Below are the records; copy each line in which "picamr" occurs.

> Data for review:
[Start of section]

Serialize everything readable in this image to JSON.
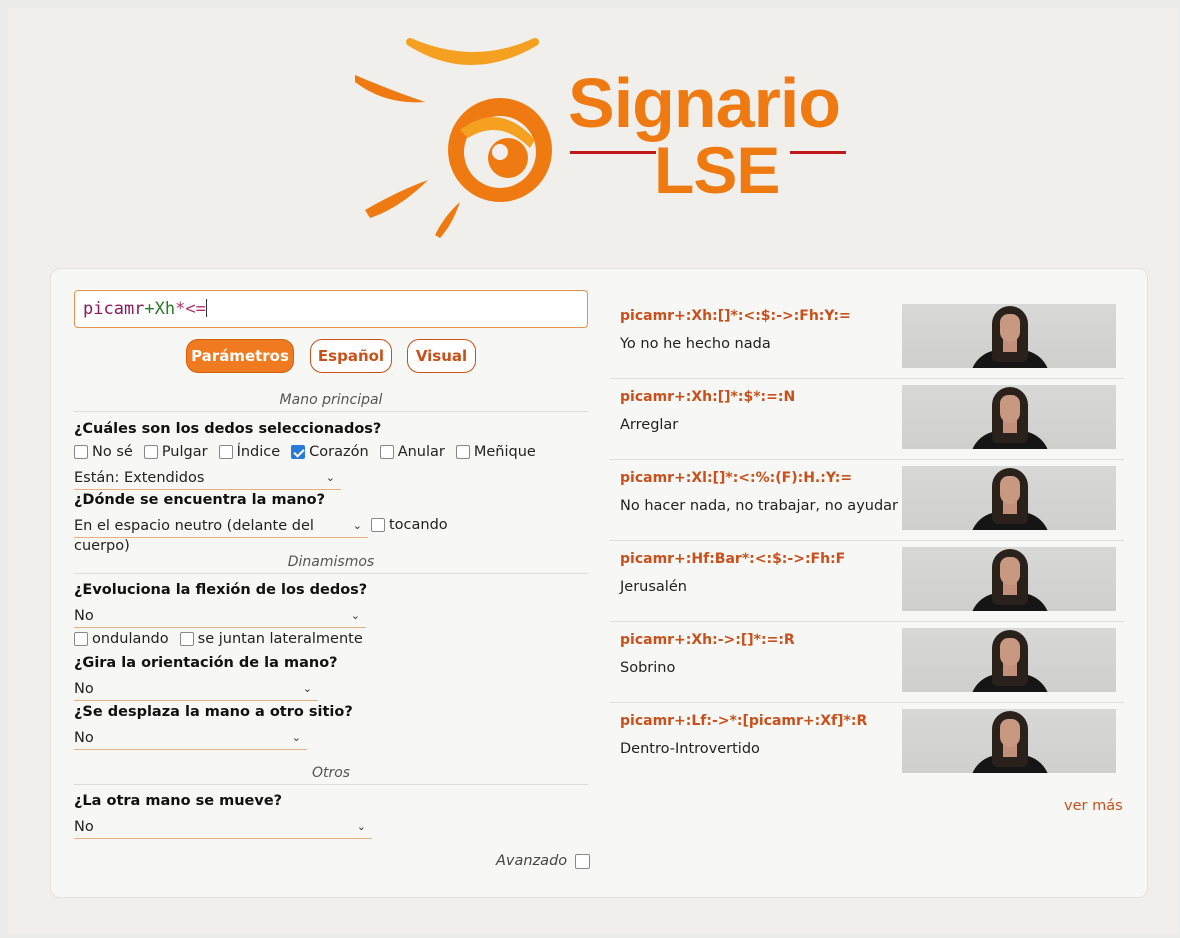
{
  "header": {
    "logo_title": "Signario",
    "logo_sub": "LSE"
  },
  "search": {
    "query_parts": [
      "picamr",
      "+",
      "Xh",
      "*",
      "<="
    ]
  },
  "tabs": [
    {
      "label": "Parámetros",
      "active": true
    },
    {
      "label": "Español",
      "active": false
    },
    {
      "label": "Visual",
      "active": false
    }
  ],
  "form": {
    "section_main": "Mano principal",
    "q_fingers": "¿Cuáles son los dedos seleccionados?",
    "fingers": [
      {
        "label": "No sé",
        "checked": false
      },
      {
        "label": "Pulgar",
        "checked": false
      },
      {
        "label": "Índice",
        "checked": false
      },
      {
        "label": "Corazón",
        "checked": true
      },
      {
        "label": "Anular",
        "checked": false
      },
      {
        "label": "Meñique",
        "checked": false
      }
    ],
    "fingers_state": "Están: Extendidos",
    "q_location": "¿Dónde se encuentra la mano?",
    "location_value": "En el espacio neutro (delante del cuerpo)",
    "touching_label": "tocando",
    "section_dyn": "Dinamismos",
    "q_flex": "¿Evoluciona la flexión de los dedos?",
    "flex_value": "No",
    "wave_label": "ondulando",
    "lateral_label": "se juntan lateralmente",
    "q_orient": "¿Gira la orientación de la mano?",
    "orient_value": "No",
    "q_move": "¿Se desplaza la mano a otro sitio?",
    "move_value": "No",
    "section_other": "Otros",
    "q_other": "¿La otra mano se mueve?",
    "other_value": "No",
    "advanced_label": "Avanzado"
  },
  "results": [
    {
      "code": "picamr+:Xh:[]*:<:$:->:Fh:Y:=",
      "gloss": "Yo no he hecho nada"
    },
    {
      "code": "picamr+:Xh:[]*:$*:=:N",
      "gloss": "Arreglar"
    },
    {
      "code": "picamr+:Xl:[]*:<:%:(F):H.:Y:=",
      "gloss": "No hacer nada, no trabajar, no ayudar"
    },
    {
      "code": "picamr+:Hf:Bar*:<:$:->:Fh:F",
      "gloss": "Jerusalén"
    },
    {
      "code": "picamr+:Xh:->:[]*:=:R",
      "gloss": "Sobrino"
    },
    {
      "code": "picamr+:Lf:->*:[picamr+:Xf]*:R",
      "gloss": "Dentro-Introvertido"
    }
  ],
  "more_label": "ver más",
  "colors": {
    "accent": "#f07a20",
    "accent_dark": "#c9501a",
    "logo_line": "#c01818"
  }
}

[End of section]

> Answer to this exercise:
      "picamr",
      "code": "picamr+:Xh:[]*:<:$:->:Fh:Y:=",
      "code": "picamr+:Xh:[]*:$*:=:N",
      "code": "picamr+:Xl:[]*:<:%:(F):H.:Y:=",
      "code": "picamr+:Hf:Bar*:<:$:->:Fh:F",
      "code": "picamr+:Xh:->:[]*:=:R",
      "code": "picamr+:Lf:->*:[picamr+:Xf]*:R",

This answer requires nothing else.